Canadian judokas did exactly what they said they were going to do. Still unable to train with contacts in Quebec, in accordance with public health directives, the finest Olympic hopefuls chose to go into exile in Lethbridge, Alberta.
They are nine to have set sail for Western Canada for a period of three weeks, in order to prepare adequately for the resumption of international competitions.
The athletes will reside in a hotel near the judo club which is part of the regional training centers of Judo Canada. They will be in a sort of “bubble” and will not interact with the locals.
“It is a concept designed to minimize risks and ensure everyone's safety. They will train, eat and live together exclusively “, explains Nicolas Gill , general manager and high performance manager.
The Quebec government recently allowed top athletes, such as judokas, to return to the facilities of the Institut national du sport du Québec. They cannot however practice combat sports, because social distancing would obviously be impossible to respect.
“The pressure to resume as quickly as possible came from the international federation which is doing everything in its power to resume the season in September,” adds Gill. Our mandate remains to achieve results at the Olympic Games, and it became necessary to allow athletes to train in safe places.

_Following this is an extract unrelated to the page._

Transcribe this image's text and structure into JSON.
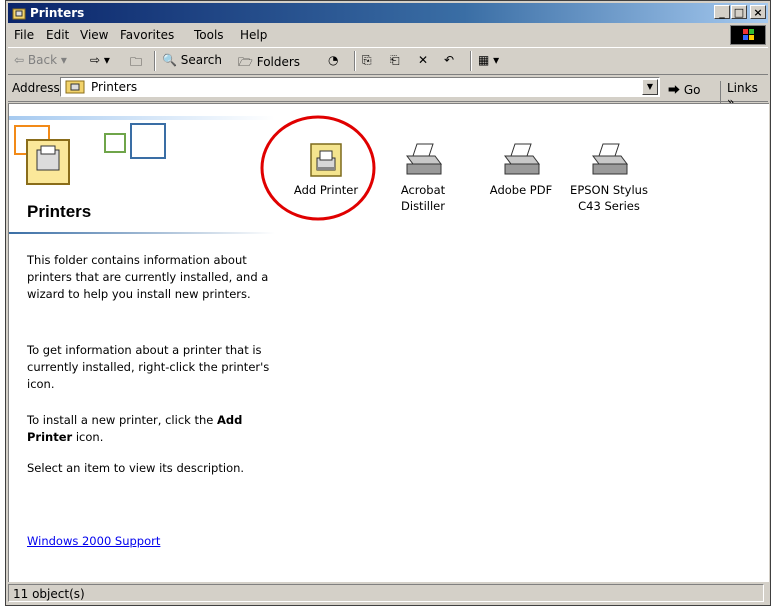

Having gone through the options, the Lethbridge facility is the perfect place for us right now. “
In a press release, Judo Canada clarified that “finding a place to train in combat has become essential in order for Canada to remain competitive on the international scene, while the different nations have not all dealt with the same containment measures in recent months. “

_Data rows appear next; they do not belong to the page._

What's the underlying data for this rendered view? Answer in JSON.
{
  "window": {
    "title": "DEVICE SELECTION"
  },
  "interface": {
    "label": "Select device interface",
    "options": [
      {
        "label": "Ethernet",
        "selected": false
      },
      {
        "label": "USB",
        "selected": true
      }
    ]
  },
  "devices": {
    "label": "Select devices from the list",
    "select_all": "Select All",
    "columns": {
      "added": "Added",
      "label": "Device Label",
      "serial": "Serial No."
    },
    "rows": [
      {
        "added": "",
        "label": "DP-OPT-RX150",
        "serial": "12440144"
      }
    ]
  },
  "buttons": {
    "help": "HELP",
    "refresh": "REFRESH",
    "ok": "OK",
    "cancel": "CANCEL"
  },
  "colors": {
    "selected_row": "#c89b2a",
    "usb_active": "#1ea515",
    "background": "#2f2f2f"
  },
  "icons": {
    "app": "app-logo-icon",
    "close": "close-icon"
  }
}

Canadian judokas present in Lethbridge
Catherine Beauchemin-Pinard (- 63 kg)
Antoine Bouchard (- 73 kg)
Étienne Briand (- 81 kg)
Zachary Burt (- 90 kg)
Mohab El Nahas (- 90 kg)
Shady El Nahas (- 100 kg)
Arthur Margelidon (- 73 kg) Jacob Valois (- 66 kg)
Antoine Valois-Fortier (- 81 kg)